Ppmhist User Manual(0)                                  Ppmhist User Manual(0)


       ppmhist - print a histogram of the colors in a PPM image


       ppmhist  [-hexcolor  | -float | -colorname | -map] [-nomap] [-noheader]
       [-sort={frequency,rgb}] [ppmfile]


       This program is part of Netpbm(1).

       ppmhistreads a PPM image as input and generates a histogram of the col-
       ors  in the image, i.e. a list of all the colors and how many pixels of
       each color are in the image.

   Output Format
       The output is in one of two basic formats:  a report for humans  and  a
       PPM  image  for use by programs.  The PPM image is actually quite read-
       able by humans too.

       Human Report

       You get this format by specifying (or defaulting to) the -nomap option.

       The format is one line for each color in the input image.

       By  default,  there are two lines of column header at the top.  Use the
       -noheader option to suppress those lines.

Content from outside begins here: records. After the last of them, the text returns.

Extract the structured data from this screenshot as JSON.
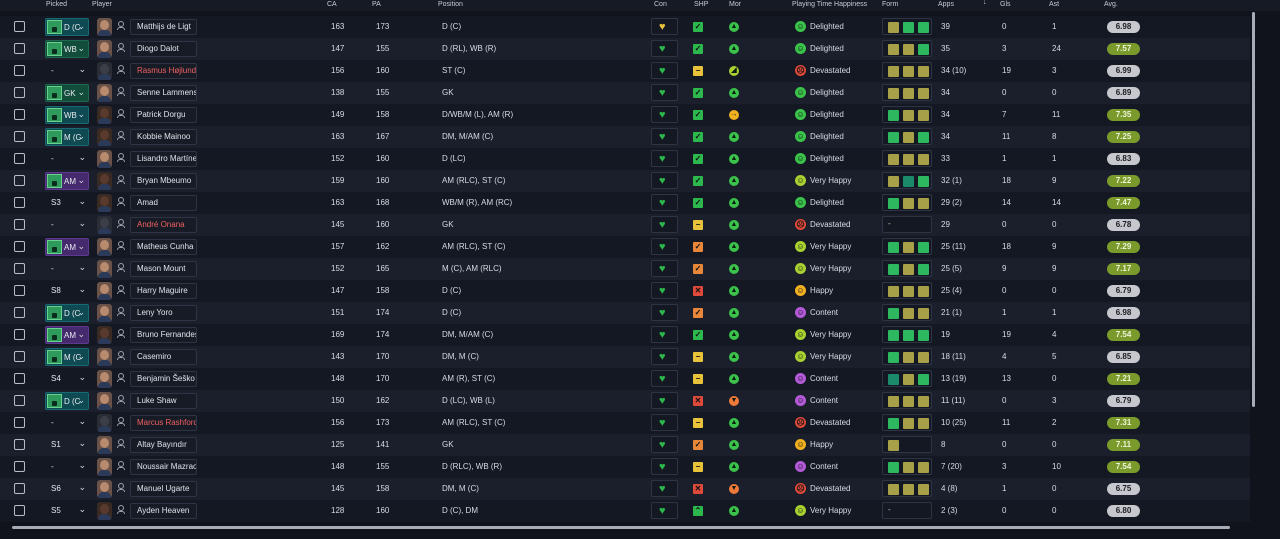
{
  "columns": {
    "picked": "Picked",
    "player": "Player",
    "ca": "CA",
    "pa": "PA",
    "position": "Position",
    "con": "Con",
    "shp": "SHP",
    "mor": "Mor",
    "happiness": "Playing Time Happiness",
    "form": "Form",
    "apps": "Apps",
    "sort_indicator": "↓",
    "gls": "Gls",
    "ast": "Ast",
    "avg": "Avg."
  },
  "colors": {
    "shp_good": "#2db84d",
    "shp_warn_yellow": "#e8c23a",
    "shp_warn_orange": "#e8873a",
    "shp_bad": "#e04a3a",
    "mor_good": "#3ac24a",
    "mor_ok": "#a8d030",
    "mor_warn": "#f0b020",
    "mor_bad": "#f07a3a",
    "hap_delighted": "#3ac24a",
    "hap_very_happy": "#a8d030",
    "hap_happy": "#f0b020",
    "hap_content": "#b45ad8",
    "hap_devastated": "#e04a3a",
    "form_green": "#2db860",
    "form_olive": "#a8a048",
    "form_teal": "#1a8a6a"
  },
  "players": [
    {
      "picked": "D (C",
      "picked_style": "teal",
      "pick_icon": true,
      "name": "Matthijs de Ligt",
      "name_red": false,
      "face": "light",
      "ca": "163",
      "pa": "173",
      "position": "D (C)",
      "con_icon": "heart-yellow",
      "shp": "good",
      "shp_glyph": "✓",
      "mor": "good",
      "mor_glyph": "▲",
      "hap": "delighted",
      "hap_glyph": "☺",
      "happiness": "Delighted",
      "form": [
        "olive",
        "green",
        "green"
      ],
      "form_empty": false,
      "apps": "39",
      "gls": "0",
      "ast": "1",
      "avg": "6.98",
      "avg_hi": false
    },
    {
      "picked": "WB",
      "picked_style": "green",
      "pick_icon": true,
      "name": "Diogo Dalot",
      "name_red": false,
      "face": "light",
      "ca": "147",
      "pa": "155",
      "position": "D (RL), WB (R)",
      "con_icon": "heart",
      "shp": "good",
      "shp_glyph": "✓",
      "mor": "good",
      "mor_glyph": "▲",
      "hap": "delighted",
      "hap_glyph": "☺",
      "happiness": "Delighted",
      "form": [
        "olive",
        "olive",
        "green"
      ],
      "form_empty": false,
      "apps": "35",
      "gls": "3",
      "ast": "24",
      "avg": "7.57",
      "avg_hi": true
    },
    {
      "picked": "-",
      "picked_style": "plain",
      "pick_icon": false,
      "name": "Rasmus Højlund",
      "name_red": true,
      "face": "blank",
      "ca": "156",
      "pa": "160",
      "position": "ST (C)",
      "con_icon": "heart",
      "shp": "warn_yellow",
      "shp_glyph": "−",
      "mor": "ok",
      "mor_glyph": "◢",
      "hap": "devastated",
      "hap_glyph": "☹",
      "happiness": "Devastated",
      "form": [
        "olive",
        "olive",
        "olive"
      ],
      "form_empty": false,
      "apps": "34 (10)",
      "gls": "19",
      "ast": "3",
      "avg": "6.99",
      "avg_hi": false
    },
    {
      "picked": "GK",
      "picked_style": "green",
      "pick_icon": true,
      "name": "Senne Lammens",
      "name_red": false,
      "face": "light",
      "ca": "138",
      "pa": "155",
      "position": "GK",
      "con_icon": "heart",
      "shp": "good",
      "shp_glyph": "✓",
      "mor": "good",
      "mor_glyph": "▲",
      "hap": "delighted",
      "hap_glyph": "☺",
      "happiness": "Delighted",
      "form": [
        "olive",
        "olive",
        "olive"
      ],
      "form_empty": false,
      "apps": "34",
      "gls": "0",
      "ast": "0",
      "avg": "6.89",
      "avg_hi": false
    },
    {
      "picked": "WB",
      "picked_style": "teal",
      "pick_icon": true,
      "name": "Patrick Dorgu",
      "name_red": false,
      "face": "dark",
      "ca": "149",
      "pa": "158",
      "position": "D/WB/M (L), AM (R)",
      "con_icon": "heart",
      "shp": "good",
      "shp_glyph": "✓",
      "mor": "warn",
      "mor_glyph": "→",
      "hap": "delighted",
      "hap_glyph": "☺",
      "happiness": "Delighted",
      "form": [
        "green",
        "olive",
        "olive"
      ],
      "form_empty": false,
      "apps": "34",
      "gls": "7",
      "ast": "11",
      "avg": "7.35",
      "avg_hi": true
    },
    {
      "picked": "M (C",
      "picked_style": "teal",
      "pick_icon": true,
      "name": "Kobbie Mainoo",
      "name_red": false,
      "face": "dark",
      "ca": "163",
      "pa": "167",
      "position": "DM, M/AM (C)",
      "con_icon": "heart",
      "shp": "good",
      "shp_glyph": "✓",
      "mor": "good",
      "mor_glyph": "▲",
      "hap": "delighted",
      "hap_glyph": "☺",
      "happiness": "Delighted",
      "form": [
        "green",
        "olive",
        "green"
      ],
      "form_empty": false,
      "apps": "34",
      "gls": "11",
      "ast": "8",
      "avg": "7.25",
      "avg_hi": true
    },
    {
      "picked": "-",
      "picked_style": "plain",
      "pick_icon": false,
      "name": "Lisandro Martínez",
      "name_red": false,
      "face": "light",
      "ca": "152",
      "pa": "160",
      "position": "D (LC)",
      "con_icon": "heart",
      "shp": "good",
      "shp_glyph": "✓",
      "mor": "good",
      "mor_glyph": "▲",
      "hap": "delighted",
      "hap_glyph": "☺",
      "happiness": "Delighted",
      "form": [
        "olive",
        "olive",
        "olive"
      ],
      "form_empty": false,
      "apps": "33",
      "gls": "1",
      "ast": "1",
      "avg": "6.83",
      "avg_hi": false
    },
    {
      "picked": "AM",
      "picked_style": "purple",
      "pick_icon": true,
      "name": "Bryan Mbeumo",
      "name_red": false,
      "face": "dark",
      "ca": "159",
      "pa": "160",
      "position": "AM (RLC), ST (C)",
      "con_icon": "heart",
      "shp": "good",
      "shp_glyph": "✓",
      "mor": "good",
      "mor_glyph": "▲",
      "hap": "very_happy",
      "hap_glyph": "☺",
      "happiness": "Very Happy",
      "form": [
        "olive",
        "teal",
        "green"
      ],
      "form_empty": false,
      "apps": "32 (1)",
      "gls": "18",
      "ast": "9",
      "avg": "7.22",
      "avg_hi": true
    },
    {
      "picked": "S3",
      "picked_style": "plain",
      "pick_icon": false,
      "name": "Amad",
      "name_red": false,
      "face": "dark",
      "ca": "163",
      "pa": "168",
      "position": "WB/M (R), AM (RC)",
      "con_icon": "heart",
      "shp": "good",
      "shp_glyph": "✓",
      "mor": "good",
      "mor_glyph": "▲",
      "hap": "delighted",
      "hap_glyph": "☺",
      "happiness": "Delighted",
      "form": [
        "green",
        "olive",
        "olive"
      ],
      "form_empty": false,
      "apps": "29 (2)",
      "gls": "14",
      "ast": "14",
      "avg": "7.47",
      "avg_hi": true
    },
    {
      "picked": "-",
      "picked_style": "plain",
      "pick_icon": false,
      "name": "André Onana",
      "name_red": true,
      "face": "blank",
      "ca": "145",
      "pa": "160",
      "position": "GK",
      "con_icon": "heart",
      "shp": "warn_yellow",
      "shp_glyph": "−",
      "mor": "good",
      "mor_glyph": "▲",
      "hap": "devastated",
      "hap_glyph": "☹",
      "happiness": "Devastated",
      "form": [],
      "form_empty": true,
      "apps": "29",
      "gls": "0",
      "ast": "0",
      "avg": "6.78",
      "avg_hi": false
    },
    {
      "picked": "AM",
      "picked_style": "purple",
      "pick_icon": true,
      "name": "Matheus Cunha",
      "name_red": false,
      "face": "light",
      "ca": "157",
      "pa": "162",
      "position": "AM (RLC), ST (C)",
      "con_icon": "heart",
      "shp": "warn_orange",
      "shp_glyph": "✓",
      "mor": "good",
      "mor_glyph": "▲",
      "hap": "very_happy",
      "hap_glyph": "☺",
      "happiness": "Very Happy",
      "form": [
        "green",
        "olive",
        "green"
      ],
      "form_empty": false,
      "apps": "25 (11)",
      "gls": "18",
      "ast": "9",
      "avg": "7.29",
      "avg_hi": true
    },
    {
      "picked": "-",
      "picked_style": "plain",
      "pick_icon": false,
      "name": "Mason Mount",
      "name_red": false,
      "face": "light",
      "ca": "152",
      "pa": "165",
      "position": "M (C), AM (RLC)",
      "con_icon": "heart",
      "shp": "warn_orange",
      "shp_glyph": "✓",
      "mor": "good",
      "mor_glyph": "▲",
      "hap": "very_happy",
      "hap_glyph": "☺",
      "happiness": "Very Happy",
      "form": [
        "green",
        "olive",
        "green"
      ],
      "form_empty": false,
      "apps": "25 (5)",
      "gls": "9",
      "ast": "9",
      "avg": "7.17",
      "avg_hi": true
    },
    {
      "picked": "S8",
      "picked_style": "plain",
      "pick_icon": false,
      "name": "Harry Maguire",
      "name_red": false,
      "face": "light",
      "ca": "147",
      "pa": "158",
      "position": "D (C)",
      "con_icon": "heart",
      "shp": "bad",
      "shp_glyph": "✕",
      "mor": "good",
      "mor_glyph": "▲",
      "hap": "happy",
      "hap_glyph": "☺",
      "happiness": "Happy",
      "form": [
        "olive",
        "olive",
        "olive"
      ],
      "form_empty": false,
      "apps": "25 (4)",
      "gls": "0",
      "ast": "0",
      "avg": "6.79",
      "avg_hi": false
    },
    {
      "picked": "D (C",
      "picked_style": "teal",
      "pick_icon": true,
      "name": "Leny Yoro",
      "name_red": false,
      "face": "light",
      "ca": "151",
      "pa": "174",
      "position": "D (C)",
      "con_icon": "heart",
      "shp": "warn_orange",
      "shp_glyph": "✓",
      "mor": "good",
      "mor_glyph": "▲",
      "hap": "content",
      "hap_glyph": "☺",
      "happiness": "Content",
      "form": [
        "green",
        "olive",
        "olive"
      ],
      "form_empty": false,
      "apps": "21 (1)",
      "gls": "1",
      "ast": "1",
      "avg": "6.98",
      "avg_hi": false
    },
    {
      "picked": "AM",
      "picked_style": "purple",
      "pick_icon": true,
      "name": "Bruno Fernandes",
      "name_red": false,
      "face": "dark",
      "ca": "169",
      "pa": "174",
      "position": "DM, M/AM (C)",
      "con_icon": "heart",
      "shp": "good",
      "shp_glyph": "✓",
      "mor": "good",
      "mor_glyph": "▲",
      "hap": "very_happy",
      "hap_glyph": "☺",
      "happiness": "Very Happy",
      "form": [
        "green",
        "green",
        "green"
      ],
      "form_empty": false,
      "apps": "19",
      "gls": "19",
      "ast": "4",
      "avg": "7.54",
      "avg_hi": true
    },
    {
      "picked": "M (C",
      "picked_style": "teal",
      "pick_icon": true,
      "name": "Casemiro",
      "name_red": false,
      "face": "light",
      "ca": "143",
      "pa": "170",
      "position": "DM, M (C)",
      "con_icon": "heart",
      "shp": "warn_yellow",
      "shp_glyph": "−",
      "mor": "good",
      "mor_glyph": "▲",
      "hap": "very_happy",
      "hap_glyph": "☺",
      "happiness": "Very Happy",
      "form": [
        "green",
        "olive",
        "olive"
      ],
      "form_empty": false,
      "apps": "18 (11)",
      "gls": "4",
      "ast": "5",
      "avg": "6.85",
      "avg_hi": false
    },
    {
      "picked": "S4",
      "picked_style": "plain",
      "pick_icon": false,
      "name": "Benjamin Šeško",
      "name_red": false,
      "face": "light",
      "ca": "148",
      "pa": "170",
      "position": "AM (R), ST (C)",
      "con_icon": "heart",
      "shp": "warn_yellow",
      "shp_glyph": "−",
      "mor": "good",
      "mor_glyph": "▲",
      "hap": "content",
      "hap_glyph": "☺",
      "happiness": "Content",
      "form": [
        "teal",
        "olive",
        "green"
      ],
      "form_empty": false,
      "apps": "13 (19)",
      "gls": "13",
      "ast": "0",
      "avg": "7.21",
      "avg_hi": true
    },
    {
      "picked": "D (C",
      "picked_style": "teal",
      "pick_icon": true,
      "name": "Luke Shaw",
      "name_red": false,
      "face": "light",
      "ca": "150",
      "pa": "162",
      "position": "D (LC), WB (L)",
      "con_icon": "heart",
      "shp": "bad",
      "shp_glyph": "✕",
      "mor": "bad",
      "mor_glyph": "▼",
      "hap": "content",
      "hap_glyph": "☺",
      "happiness": "Content",
      "form": [
        "olive",
        "olive",
        "olive"
      ],
      "form_empty": false,
      "apps": "11 (11)",
      "gls": "0",
      "ast": "3",
      "avg": "6.79",
      "avg_hi": false
    },
    {
      "picked": "-",
      "picked_style": "plain",
      "pick_icon": false,
      "name": "Marcus Rashford",
      "name_red": true,
      "face": "blank",
      "ca": "156",
      "pa": "173",
      "position": "AM (RLC), ST (C)",
      "con_icon": "heart",
      "shp": "warn_yellow",
      "shp_glyph": "−",
      "mor": "good",
      "mor_glyph": "▲",
      "hap": "devastated",
      "hap_glyph": "☹",
      "happiness": "Devastated",
      "form": [
        "green",
        "olive",
        "olive"
      ],
      "form_empty": false,
      "apps": "10 (25)",
      "gls": "11",
      "ast": "2",
      "avg": "7.31",
      "avg_hi": true
    },
    {
      "picked": "S1",
      "picked_style": "plain",
      "pick_icon": false,
      "name": "Altay Bayındır",
      "name_red": false,
      "face": "light",
      "ca": "125",
      "pa": "141",
      "position": "GK",
      "con_icon": "heart",
      "shp": "warn_orange",
      "shp_glyph": "✓",
      "mor": "good",
      "mor_glyph": "▲",
      "hap": "happy",
      "hap_glyph": "☺",
      "happiness": "Happy",
      "form": [
        "olive"
      ],
      "form_empty": false,
      "apps": "8",
      "gls": "0",
      "ast": "0",
      "avg": "7.11",
      "avg_hi": true
    },
    {
      "picked": "-",
      "picked_style": "plain",
      "pick_icon": false,
      "name": "Noussair Mazraoui",
      "name_red": false,
      "face": "light",
      "ca": "148",
      "pa": "155",
      "position": "D (RLC), WB (R)",
      "con_icon": "heart",
      "shp": "warn_yellow",
      "shp_glyph": "−",
      "mor": "good",
      "mor_glyph": "▲",
      "hap": "content",
      "hap_glyph": "☺",
      "happiness": "Content",
      "form": [
        "green",
        "olive",
        "olive"
      ],
      "form_empty": false,
      "apps": "7 (20)",
      "gls": "3",
      "ast": "10",
      "avg": "7.54",
      "avg_hi": true
    },
    {
      "picked": "S6",
      "picked_style": "plain",
      "pick_icon": false,
      "name": "Manuel Ugarte",
      "name_red": false,
      "face": "light",
      "ca": "145",
      "pa": "158",
      "position": "DM, M (C)",
      "con_icon": "heart",
      "shp": "bad",
      "shp_glyph": "✕",
      "mor": "bad",
      "mor_glyph": "▼",
      "hap": "devastated",
      "hap_glyph": "☹",
      "happiness": "Devastated",
      "form": [
        "olive",
        "olive",
        "olive"
      ],
      "form_empty": false,
      "apps": "4 (8)",
      "gls": "1",
      "ast": "0",
      "avg": "6.75",
      "avg_hi": false
    },
    {
      "picked": "S5",
      "picked_style": "plain",
      "pick_icon": false,
      "name": "Ayden Heaven",
      "name_red": false,
      "face": "dark",
      "ca": "128",
      "pa": "160",
      "position": "D (C), DM",
      "con_icon": "heart",
      "shp": "good_up",
      "shp_glyph": "⌃",
      "mor": "good",
      "mor_glyph": "▲",
      "hap": "very_happy",
      "hap_glyph": "☺",
      "happiness": "Very Happy",
      "form": [],
      "form_empty": true,
      "apps": "2 (3)",
      "gls": "0",
      "ast": "0",
      "avg": "6.80",
      "avg_hi": false
    }
  ]
}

       In each line, ppmhist identifies the color by red, green, and blue com-
       ponents.   By  default,  it  lists  each of these in decimal, using the
       exact values that are in the PPM input.  So if the image has  a  maxval
       of 255, the numbers in the listing range from 0 to 255.  With the -hex-
       color option, you can change these numbers to  hexadecimal.   With  the
       -float option, the numbers are fractional, adjusted to a maxval of 1.

       Each  line  lists the luminosity of the color.  It is in decimal on the
       same scale as the rgb values (see above).

       Each line lists the number of pixels in the image that have the  color.
       This is in decimal.

       PPM Output

       You get this format with the -map option.

       The  output file is a genuine PPM image, but it is PPM Plain format and
       contains comments so that it is not a  lot  different  from  the  human
       report described above.

       As  a  PPM image, it can be useful as input to other programs that need
       some kind of palette.  The image is a single row with  one  column  for
       each distinct color in the image.


              The  -sort  option  determines the order in which the colors are
              listed in the output.  frequency means to list them in order  of
              how pixels in the input image have the color, with the most rep-
              resented colors first.  rgb means to  sort  them  first  by  the
              intensity  of the red component of the color, then of the green,
              then of the blue, with the least intense first.

              The default is frequency.

              Print the color components in hexadecimal.  See output format  .

              You may not specify this option along with -float or map.

       -float Print  the color components and the luminosity as floating point
              numbers in the range [0,1].  See output format .

              You may not specify this option along with -hexcolor or map.

              This option was added in Netpbm 10.19 (November 2003).

       -map   Generates a PPM file of the colormap for  the  image,  with  the
              color histogram as comments.  See output format .

              You may not specify this option along with -float or hexcolor.

       -nomap Generates the histogram for human reading.  This is the default.

              Add the color name to the output.  This is  the  name  from  the
              system  color  dictionary  .   If  the exact color is not in the
              color dictionary, it is the closest color that is in the dictio-
              nary and is preceded by a ’*’.  If you don’t have a system color
              dictionary, the program fails.

              This option was added in Netpbm 10.10 (October 2002).

              Do not print the column headings.


       ppm(1), pgmhist(1), pnmcolormmap(1), pnmhistmap(1), ppmchange(1)


       Copyright (C) 1989 by Jef Poskanzer.

netpbm documentation             24 June 2005           Ppmhist User Manual(0)

Man(1) output converted with man2html